What Is a Slot?

A narrow notch, groove or opening, such as a keyway in machinery or a slit for a coin in a vending machine. Also: a position in a group, series or sequence; a place in an organization or hierarchy. (Webster’s New World College Dictionary, 4th Edition)

In an online casino, a slot is one of the ways players can make money while they play games. When a player inserts cash into a slot and hits the spin button, the digital reels will stop and the symbols that match will earn the player credits. Players can choose the number of paylines they want to activate and the size of their bet, which determines how much they will win or lose.

Some online casinos offer a wide variety of slot games from different developers, so players can find a game that matches their interests and budget. Players should read the rules and payouts of each slot before playing it. It is also a good idea to check out the bonus features of each slot, as these can be very lucrative.

Many people enjoy gambling, and slots are a popular choice.
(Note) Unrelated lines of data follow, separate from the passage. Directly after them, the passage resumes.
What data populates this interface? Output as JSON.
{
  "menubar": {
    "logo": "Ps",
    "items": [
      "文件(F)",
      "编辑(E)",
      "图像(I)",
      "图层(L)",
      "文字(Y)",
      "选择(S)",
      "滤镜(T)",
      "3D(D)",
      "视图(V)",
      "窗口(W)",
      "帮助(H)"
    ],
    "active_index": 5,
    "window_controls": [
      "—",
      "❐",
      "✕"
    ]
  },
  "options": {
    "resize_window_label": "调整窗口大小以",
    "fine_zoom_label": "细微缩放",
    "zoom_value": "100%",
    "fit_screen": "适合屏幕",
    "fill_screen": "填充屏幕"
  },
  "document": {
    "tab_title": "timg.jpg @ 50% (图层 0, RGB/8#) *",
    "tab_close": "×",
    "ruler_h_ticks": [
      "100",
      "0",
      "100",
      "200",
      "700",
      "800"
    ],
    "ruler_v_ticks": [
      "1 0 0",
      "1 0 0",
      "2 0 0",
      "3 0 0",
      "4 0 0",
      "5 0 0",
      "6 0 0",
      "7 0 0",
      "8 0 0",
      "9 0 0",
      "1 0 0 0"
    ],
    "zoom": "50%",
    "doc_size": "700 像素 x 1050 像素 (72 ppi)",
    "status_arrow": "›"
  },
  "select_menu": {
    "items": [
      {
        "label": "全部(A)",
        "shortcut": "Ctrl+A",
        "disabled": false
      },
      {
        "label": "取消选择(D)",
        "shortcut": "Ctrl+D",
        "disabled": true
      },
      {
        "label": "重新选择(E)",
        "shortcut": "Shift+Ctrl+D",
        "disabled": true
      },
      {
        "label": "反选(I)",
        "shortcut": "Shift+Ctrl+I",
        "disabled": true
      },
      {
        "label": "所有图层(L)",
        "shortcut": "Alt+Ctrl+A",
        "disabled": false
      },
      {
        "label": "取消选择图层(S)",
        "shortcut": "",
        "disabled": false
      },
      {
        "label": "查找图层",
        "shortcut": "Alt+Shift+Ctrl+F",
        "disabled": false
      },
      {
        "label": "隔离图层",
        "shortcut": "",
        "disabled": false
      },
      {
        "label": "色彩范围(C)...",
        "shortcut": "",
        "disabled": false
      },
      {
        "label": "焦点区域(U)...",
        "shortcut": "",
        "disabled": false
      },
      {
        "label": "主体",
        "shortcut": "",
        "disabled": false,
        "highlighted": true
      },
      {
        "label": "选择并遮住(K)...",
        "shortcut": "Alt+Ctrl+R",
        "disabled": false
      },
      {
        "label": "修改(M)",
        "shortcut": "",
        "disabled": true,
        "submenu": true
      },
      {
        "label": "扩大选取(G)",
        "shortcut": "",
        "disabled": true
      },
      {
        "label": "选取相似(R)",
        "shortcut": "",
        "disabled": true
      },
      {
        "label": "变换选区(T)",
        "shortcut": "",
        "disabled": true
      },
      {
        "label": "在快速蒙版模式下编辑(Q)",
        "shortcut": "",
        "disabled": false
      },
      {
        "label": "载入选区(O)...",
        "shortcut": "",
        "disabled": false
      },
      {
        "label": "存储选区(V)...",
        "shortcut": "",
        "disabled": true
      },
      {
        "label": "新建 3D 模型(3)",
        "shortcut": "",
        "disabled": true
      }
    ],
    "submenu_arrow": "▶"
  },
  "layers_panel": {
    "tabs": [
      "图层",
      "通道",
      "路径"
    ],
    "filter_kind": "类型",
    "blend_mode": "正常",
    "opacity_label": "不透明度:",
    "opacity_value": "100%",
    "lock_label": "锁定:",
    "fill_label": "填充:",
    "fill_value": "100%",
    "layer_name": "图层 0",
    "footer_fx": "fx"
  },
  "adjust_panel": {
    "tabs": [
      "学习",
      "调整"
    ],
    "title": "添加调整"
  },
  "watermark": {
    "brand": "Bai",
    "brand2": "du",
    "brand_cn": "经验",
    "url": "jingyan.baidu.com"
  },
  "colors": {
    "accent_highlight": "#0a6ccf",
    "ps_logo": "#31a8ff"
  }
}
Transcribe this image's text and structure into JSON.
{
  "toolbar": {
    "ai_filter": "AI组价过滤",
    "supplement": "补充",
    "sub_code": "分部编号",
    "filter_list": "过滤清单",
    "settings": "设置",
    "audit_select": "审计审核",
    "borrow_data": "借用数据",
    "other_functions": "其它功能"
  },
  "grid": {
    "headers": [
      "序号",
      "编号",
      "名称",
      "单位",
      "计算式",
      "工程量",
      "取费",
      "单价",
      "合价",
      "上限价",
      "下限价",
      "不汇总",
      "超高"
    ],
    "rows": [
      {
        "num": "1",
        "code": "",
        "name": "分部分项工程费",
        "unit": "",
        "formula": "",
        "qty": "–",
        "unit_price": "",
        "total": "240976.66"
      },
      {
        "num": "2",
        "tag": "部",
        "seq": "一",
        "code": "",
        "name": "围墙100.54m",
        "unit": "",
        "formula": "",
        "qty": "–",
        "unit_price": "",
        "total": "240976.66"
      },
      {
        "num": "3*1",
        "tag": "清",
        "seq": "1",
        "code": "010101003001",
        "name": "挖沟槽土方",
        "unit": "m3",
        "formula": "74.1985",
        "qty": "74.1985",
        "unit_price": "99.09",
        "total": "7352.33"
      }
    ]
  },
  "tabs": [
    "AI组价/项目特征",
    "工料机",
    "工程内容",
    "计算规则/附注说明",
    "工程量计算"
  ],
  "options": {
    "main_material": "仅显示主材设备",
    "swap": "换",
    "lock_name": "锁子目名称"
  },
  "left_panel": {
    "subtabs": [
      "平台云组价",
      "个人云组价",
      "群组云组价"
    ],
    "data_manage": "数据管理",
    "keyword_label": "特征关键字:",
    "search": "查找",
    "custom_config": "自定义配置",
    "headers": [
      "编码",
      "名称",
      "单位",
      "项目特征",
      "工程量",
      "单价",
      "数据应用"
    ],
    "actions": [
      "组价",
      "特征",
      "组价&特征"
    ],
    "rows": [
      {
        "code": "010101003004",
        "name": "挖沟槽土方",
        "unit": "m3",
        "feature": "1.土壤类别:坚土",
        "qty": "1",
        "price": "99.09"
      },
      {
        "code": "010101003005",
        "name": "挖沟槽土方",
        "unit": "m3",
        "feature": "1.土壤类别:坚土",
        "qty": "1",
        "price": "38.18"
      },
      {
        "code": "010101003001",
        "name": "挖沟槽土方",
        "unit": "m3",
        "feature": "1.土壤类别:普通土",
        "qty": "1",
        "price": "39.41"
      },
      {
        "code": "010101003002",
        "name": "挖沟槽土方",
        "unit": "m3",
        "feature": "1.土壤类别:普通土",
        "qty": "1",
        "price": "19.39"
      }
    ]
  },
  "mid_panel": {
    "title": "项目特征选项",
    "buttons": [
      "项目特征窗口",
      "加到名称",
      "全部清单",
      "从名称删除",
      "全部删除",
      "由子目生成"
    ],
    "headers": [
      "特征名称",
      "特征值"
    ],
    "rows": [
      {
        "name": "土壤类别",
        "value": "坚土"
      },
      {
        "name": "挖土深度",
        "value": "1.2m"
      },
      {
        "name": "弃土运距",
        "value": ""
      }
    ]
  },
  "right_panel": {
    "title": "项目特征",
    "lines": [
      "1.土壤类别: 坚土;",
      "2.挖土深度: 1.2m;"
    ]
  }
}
They can be played in a variety of ways, from traditional mechanical machines to video games with multiple reels and complex graphics. Some slot machines even incorporate storylines and special effects to enhance the gaming experience. Some of these slots are available for free, while others require a minimum bet to participate.

Besides their flashy displays, online slots often feature creative bonus events that can take players on an adventure through a crime zone or into outer space. These bonuses are intended to increase player engagement and reward them for their loyalty. In addition to these bonus events, online slots offer a wide range of jackpots and other rewards for players.

While some slot players believe they are due a winning spin, it is important to understand that the result of every spin is random and determined by the random number generator within the slot machine. This is why some players end up losing their money chasing a win that is “due.”

The random number generator in a slot machine records a huge sequence of numbers and then identifies the combinations that correspond to each symbol on a reel. This is done in a matter of milliseconds, so it may appear that a particular combination was “due,” but the odds are against it. The random number generator continues to record numbers until it receives a signal from the machine, such as a button being pressed or the handle pulled. The machine then assigns a three-number sequence to the reel locations and stops the reels. The random number generator then starts recording again.